The One Big Problem With the Blair Witch Game
I’m putting on my cynical hat today. It’s a long, pointy, witchy one at that. You’ve probably seen that we’re getting a Blair Witch game. Cool. For all it’s faults, I thought the original Blair Witch Project film was quite good, but I haven’t seen Book of Shadows or the more recent Blair Witch. I thought part of the charm of the original was that it was truly a game changer, and one of the first exponents of the found footage horror film, which are now ten-a-penny. I do wonder if, had it not had this originality, it would be considered as good as it is today. But that’s a blog for another day. So, now that a game is on the horizon, what are the potential issues and possible plus points that it may have?
This is without a doubt the biggest problem that the Blair Witch game will face, and it came from all the way back in 2012 - you know the year where the Mayan’s correctly predicted the end of the world? Any game that adopts the ‘found footage’ looking, jump scare inducing, run-or-die style is naturally pitting itself against one of the biggest horror game success stories: Slender.
If the game boils down to running around in a forest, collecting things whilst avoiding things, then congratulations you’ve essentially just remade one of the most successful indie games of modern times. So, why’s this a problem? Game Freak has essentially ridden this wave with Pokemon by releasing the same game every few years, adding a few more creatures and enough gimmicky features to help it fly off the shelf. The problem is that if you’re planning on charging $30 for a game pre-release, you should be aware of competitors who decided to release a game for free 7 years ago, particularly one which you’re endanger of your game parroting.
The Lore Has It
I’m hopeful that the developers can navigate around this gargantuan freeware hurdle. If they do, the Blair Witch lore may well be the best tool at their disposal. The original film clearly has a large fan base, even if the sequels have - financially at least - paled in comparison. By building on what made the original story interesting, the characters and the vague details we had about the Blair Witch. If they go in hard on the story of the Blair Witch, less on stumbling around in the woods, hiding from an unseen menace, then they can differentiate it from Slender enough to qualify charging for it.
Continue the horror legacy of the first film

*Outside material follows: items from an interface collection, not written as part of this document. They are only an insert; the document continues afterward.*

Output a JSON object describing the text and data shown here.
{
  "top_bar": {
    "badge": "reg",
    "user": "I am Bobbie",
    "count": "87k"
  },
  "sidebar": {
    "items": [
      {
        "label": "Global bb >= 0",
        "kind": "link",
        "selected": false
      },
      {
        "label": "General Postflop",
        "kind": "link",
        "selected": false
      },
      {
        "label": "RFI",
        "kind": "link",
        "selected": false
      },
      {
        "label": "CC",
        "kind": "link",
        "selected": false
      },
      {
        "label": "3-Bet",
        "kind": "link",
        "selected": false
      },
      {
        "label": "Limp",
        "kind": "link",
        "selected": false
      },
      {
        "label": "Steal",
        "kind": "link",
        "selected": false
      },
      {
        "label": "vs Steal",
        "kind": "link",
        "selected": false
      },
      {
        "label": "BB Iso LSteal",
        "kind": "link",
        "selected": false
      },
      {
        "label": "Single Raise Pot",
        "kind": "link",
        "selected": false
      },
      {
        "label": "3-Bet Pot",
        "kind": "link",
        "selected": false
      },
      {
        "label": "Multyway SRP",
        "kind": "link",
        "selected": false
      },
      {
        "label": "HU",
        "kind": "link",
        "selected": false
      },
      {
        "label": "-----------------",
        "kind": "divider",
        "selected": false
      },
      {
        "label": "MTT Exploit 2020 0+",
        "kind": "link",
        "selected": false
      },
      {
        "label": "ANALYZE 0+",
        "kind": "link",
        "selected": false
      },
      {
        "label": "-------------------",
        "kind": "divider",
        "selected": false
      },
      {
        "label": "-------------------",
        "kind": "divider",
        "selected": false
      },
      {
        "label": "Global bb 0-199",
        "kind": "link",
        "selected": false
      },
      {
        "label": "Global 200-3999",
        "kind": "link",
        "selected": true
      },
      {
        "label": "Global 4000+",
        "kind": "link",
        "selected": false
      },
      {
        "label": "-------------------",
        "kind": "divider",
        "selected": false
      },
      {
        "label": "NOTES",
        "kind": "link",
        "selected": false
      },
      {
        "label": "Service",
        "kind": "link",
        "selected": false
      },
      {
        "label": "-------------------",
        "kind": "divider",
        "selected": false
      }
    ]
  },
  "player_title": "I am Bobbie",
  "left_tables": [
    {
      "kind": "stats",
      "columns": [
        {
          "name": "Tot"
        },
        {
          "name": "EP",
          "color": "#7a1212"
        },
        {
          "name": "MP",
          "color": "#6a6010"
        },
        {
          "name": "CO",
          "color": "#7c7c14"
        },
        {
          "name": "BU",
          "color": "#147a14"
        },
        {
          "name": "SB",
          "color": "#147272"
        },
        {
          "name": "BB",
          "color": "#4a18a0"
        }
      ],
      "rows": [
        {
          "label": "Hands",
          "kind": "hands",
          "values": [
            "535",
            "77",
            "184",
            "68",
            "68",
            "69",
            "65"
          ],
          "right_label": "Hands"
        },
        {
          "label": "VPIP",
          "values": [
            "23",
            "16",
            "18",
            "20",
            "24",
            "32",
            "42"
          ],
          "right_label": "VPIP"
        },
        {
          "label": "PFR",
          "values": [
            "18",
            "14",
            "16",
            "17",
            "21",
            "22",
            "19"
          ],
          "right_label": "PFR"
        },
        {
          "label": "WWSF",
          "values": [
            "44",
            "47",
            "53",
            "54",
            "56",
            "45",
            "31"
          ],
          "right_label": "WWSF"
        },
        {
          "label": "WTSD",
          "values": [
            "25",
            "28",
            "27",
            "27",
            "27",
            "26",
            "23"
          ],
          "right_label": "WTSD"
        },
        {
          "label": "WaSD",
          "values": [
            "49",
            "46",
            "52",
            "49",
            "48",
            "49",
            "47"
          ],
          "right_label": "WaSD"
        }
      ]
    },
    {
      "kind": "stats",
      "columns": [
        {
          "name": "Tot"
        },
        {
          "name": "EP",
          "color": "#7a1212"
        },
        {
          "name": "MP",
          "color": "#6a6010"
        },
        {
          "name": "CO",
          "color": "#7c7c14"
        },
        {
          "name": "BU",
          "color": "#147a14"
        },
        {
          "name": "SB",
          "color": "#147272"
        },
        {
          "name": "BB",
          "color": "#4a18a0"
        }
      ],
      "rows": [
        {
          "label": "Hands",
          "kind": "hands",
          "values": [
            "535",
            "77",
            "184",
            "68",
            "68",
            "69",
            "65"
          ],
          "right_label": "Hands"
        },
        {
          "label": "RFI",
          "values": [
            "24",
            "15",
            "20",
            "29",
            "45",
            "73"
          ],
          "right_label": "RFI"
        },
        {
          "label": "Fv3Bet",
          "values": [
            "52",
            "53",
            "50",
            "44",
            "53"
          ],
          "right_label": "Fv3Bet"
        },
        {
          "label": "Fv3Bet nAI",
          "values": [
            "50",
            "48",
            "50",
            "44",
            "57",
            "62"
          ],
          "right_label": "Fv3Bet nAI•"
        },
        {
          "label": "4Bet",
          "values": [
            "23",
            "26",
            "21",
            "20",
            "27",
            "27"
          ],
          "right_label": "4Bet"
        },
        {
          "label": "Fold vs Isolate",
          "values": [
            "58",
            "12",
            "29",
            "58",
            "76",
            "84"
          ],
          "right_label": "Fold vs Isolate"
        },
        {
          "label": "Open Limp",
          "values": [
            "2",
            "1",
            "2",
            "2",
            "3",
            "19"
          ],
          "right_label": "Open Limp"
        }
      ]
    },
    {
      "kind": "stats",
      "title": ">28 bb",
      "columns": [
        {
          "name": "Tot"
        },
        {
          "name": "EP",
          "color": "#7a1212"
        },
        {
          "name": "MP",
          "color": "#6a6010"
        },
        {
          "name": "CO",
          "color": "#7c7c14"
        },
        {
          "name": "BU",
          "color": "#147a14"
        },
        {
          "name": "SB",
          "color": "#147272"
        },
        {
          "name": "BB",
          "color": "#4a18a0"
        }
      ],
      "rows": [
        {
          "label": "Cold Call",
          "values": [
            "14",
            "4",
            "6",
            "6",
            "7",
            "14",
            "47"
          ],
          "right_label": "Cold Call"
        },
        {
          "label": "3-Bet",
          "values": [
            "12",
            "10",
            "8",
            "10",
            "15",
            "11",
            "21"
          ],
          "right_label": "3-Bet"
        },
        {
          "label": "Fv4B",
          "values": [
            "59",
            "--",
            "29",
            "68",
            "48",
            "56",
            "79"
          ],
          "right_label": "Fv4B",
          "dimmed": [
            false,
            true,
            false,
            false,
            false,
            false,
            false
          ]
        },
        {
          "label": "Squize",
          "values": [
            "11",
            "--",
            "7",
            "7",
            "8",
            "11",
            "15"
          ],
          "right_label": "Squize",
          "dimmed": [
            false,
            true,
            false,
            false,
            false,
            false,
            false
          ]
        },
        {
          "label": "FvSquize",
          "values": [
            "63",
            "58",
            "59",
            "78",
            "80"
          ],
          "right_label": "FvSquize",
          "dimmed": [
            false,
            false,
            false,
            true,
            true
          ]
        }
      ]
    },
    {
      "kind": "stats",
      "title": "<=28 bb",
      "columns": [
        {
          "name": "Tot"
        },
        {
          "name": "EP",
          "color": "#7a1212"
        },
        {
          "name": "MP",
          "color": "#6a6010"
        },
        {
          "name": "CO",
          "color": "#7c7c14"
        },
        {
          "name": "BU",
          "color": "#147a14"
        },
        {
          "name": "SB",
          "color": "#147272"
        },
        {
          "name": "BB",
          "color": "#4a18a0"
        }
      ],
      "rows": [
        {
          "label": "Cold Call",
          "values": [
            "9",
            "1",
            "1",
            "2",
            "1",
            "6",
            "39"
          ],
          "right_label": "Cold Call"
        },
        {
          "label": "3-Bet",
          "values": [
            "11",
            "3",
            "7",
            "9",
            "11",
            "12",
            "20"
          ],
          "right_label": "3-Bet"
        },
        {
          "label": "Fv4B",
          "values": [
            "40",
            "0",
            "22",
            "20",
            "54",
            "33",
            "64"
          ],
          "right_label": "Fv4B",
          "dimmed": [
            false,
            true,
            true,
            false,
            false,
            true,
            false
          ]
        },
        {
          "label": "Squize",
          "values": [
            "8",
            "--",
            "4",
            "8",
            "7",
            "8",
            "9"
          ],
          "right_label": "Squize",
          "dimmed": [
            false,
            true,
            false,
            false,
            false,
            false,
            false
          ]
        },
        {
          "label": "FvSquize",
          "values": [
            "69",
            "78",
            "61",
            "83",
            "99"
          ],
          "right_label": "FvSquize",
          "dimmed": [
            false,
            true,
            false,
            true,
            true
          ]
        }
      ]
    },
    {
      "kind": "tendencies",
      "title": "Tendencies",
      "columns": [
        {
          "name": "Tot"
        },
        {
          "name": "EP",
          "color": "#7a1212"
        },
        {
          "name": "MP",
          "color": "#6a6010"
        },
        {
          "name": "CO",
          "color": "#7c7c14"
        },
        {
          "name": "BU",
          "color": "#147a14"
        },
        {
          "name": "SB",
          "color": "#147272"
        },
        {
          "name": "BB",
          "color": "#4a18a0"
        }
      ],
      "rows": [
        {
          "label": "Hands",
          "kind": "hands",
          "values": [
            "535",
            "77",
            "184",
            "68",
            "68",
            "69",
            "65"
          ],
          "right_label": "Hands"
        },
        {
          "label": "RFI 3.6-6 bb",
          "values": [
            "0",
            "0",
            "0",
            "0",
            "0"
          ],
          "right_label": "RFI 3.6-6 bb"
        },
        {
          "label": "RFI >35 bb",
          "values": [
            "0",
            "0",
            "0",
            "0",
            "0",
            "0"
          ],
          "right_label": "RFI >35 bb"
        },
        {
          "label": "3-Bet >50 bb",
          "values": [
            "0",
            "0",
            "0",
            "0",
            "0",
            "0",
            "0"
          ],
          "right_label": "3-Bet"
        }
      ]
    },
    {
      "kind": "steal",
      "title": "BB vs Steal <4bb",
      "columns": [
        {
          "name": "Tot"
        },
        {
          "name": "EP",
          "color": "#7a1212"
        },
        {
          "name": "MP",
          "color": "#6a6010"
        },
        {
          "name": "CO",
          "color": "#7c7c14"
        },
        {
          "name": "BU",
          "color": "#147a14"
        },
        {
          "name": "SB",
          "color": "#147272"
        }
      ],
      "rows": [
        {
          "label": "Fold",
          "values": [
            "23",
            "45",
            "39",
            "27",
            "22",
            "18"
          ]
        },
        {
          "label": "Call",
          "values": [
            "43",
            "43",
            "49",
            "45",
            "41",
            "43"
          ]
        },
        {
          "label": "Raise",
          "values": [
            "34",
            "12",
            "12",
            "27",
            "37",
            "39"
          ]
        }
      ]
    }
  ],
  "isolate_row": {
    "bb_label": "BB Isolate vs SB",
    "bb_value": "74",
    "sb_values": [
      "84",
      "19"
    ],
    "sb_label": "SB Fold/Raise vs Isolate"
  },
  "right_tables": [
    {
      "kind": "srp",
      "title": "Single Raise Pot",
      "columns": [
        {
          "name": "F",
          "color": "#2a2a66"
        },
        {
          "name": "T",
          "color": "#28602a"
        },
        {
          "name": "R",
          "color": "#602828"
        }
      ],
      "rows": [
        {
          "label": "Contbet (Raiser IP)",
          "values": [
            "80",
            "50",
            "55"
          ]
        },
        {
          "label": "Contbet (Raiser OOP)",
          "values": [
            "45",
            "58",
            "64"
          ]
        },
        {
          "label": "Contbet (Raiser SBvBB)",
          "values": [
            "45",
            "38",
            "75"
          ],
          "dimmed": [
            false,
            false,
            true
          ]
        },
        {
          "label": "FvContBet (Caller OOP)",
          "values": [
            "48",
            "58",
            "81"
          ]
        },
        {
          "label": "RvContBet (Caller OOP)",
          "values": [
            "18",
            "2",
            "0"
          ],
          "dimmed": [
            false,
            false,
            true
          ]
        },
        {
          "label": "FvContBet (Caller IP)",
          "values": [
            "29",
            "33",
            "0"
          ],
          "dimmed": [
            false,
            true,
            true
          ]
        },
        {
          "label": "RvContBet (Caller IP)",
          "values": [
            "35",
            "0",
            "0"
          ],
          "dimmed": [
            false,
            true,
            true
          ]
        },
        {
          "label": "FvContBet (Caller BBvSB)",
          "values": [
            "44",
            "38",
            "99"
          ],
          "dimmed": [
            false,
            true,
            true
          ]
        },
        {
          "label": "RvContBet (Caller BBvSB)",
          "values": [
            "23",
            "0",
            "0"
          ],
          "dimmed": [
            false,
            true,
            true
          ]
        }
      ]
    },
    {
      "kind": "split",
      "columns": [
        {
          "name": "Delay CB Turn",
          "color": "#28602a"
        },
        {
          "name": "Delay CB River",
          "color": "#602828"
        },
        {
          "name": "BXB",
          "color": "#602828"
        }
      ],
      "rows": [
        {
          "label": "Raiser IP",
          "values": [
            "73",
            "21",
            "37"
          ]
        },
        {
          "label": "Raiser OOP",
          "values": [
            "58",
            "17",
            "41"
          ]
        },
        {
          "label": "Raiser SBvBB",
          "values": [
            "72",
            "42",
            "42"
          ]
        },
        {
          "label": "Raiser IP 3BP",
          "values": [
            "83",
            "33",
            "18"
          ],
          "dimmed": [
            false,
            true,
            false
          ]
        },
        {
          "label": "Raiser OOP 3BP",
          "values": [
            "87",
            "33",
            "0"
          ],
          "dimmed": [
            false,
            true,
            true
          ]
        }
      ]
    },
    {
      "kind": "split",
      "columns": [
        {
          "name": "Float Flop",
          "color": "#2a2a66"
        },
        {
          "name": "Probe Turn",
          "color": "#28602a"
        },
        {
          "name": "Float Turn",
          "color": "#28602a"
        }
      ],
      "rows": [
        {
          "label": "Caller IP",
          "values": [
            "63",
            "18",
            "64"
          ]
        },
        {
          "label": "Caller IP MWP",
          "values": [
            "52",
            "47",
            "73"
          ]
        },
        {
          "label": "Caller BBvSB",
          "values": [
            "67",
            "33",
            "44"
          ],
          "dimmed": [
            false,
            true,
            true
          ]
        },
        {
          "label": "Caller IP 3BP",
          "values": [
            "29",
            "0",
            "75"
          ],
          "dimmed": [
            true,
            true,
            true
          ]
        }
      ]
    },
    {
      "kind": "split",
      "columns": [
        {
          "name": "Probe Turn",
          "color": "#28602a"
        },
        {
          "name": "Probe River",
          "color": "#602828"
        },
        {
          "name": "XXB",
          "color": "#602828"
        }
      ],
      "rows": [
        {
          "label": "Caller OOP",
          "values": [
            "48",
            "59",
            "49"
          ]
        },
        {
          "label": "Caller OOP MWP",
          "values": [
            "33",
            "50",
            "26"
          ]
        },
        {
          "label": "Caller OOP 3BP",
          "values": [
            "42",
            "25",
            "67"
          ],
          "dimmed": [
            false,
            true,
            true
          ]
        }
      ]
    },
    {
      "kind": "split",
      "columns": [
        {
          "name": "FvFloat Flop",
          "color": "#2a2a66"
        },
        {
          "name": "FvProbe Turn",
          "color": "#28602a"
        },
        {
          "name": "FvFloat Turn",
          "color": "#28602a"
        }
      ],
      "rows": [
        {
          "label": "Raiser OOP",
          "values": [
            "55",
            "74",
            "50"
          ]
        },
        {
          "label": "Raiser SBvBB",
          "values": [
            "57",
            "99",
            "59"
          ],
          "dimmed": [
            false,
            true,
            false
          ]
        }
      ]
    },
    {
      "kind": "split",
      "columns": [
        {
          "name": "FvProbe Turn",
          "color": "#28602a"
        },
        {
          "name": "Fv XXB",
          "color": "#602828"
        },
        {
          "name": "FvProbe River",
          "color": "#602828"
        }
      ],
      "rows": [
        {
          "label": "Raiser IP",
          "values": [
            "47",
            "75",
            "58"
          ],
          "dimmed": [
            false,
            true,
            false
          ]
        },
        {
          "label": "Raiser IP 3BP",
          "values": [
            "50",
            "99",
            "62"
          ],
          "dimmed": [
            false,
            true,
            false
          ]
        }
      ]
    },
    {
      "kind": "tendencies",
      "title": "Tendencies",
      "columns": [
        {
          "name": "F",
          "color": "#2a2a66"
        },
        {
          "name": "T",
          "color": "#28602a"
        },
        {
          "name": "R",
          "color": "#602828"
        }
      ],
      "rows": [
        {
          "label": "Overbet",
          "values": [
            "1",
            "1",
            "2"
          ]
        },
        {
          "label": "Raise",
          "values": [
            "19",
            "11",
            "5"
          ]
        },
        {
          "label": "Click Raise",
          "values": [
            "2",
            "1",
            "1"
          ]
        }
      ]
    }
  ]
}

The things that made The Blair Witch Project quite good were it’s uniqueness at the time, it’s Dogme 95 style realist acting, and perhaps especially that we see very little horror. I know that the last point may seem quite counter intuitive for a horror, but it’s through suggestion and iconography that the Blair Witch Project was able to be a success. I know in a game, you need to create a more immersive and varied experience, but I don’t want the game to go all-out-horror-around-every-corner. The best horror films, games, books etc know that normality and apparent safety is one of the greatest assets that a horror creator has at their disposal. If this game rolls to heavily down the former, then I think we’re in for a bad time. Instead, I think if they are able to use to slow build of tension throughout the game, the reach a horror crescendo - which could even be a few frames of the Blair Witch, then I think we could capture the essence of the original film, and live it ourselves.
Make the most of the visuals
I’m not too big on visuals myself. I think that it should come after making the game fun, and creating a story, in the pecking order. But in this case, it is something that can truly separate the game from Slender. Being a low-budget indie game, it wasn’t at the top of their priorities to make it look stunning and ultra realistic. Despite my personal opinion, I know that there’s a market out there for good looking games, and from what i’ve seen in the trailers, Blair Witch looks like it’s going to look great. It seems every bit as dark and decaying as the Blair Witch Project looked back in the day, and that can only be a good thing for the developers.
Stay away from the action
I know that this next point puts it more inline with Slender than not, but it’s an important one that needs making. Chucking guns, action, any of that garb into this game would be a huge mistake. I’ve ranted before about the huge problems with action horror games, but to summarise action as a genre suggests that you’ll be equipped for what you’re dealing with, which is camouflaged, aviator wearing half to the push-me-pull you with the bloodied and skeletal horror half. One has to take dominance, and it’s always action, because it’s the action that provides the gameplay to interconnect the story. We may get horror moments, but the gameplay is anything but.
I want this game to fully capture the feeling of hoplessness that the characters in the Blair Witch Project felt. I don’t see evidence to the contrary, but we’re still early days. My fingers are firmly crossed.
Are you looking forward to the Blair Witch game? Do you think it will overcome the Slender hurdle? Let me know on Twitter!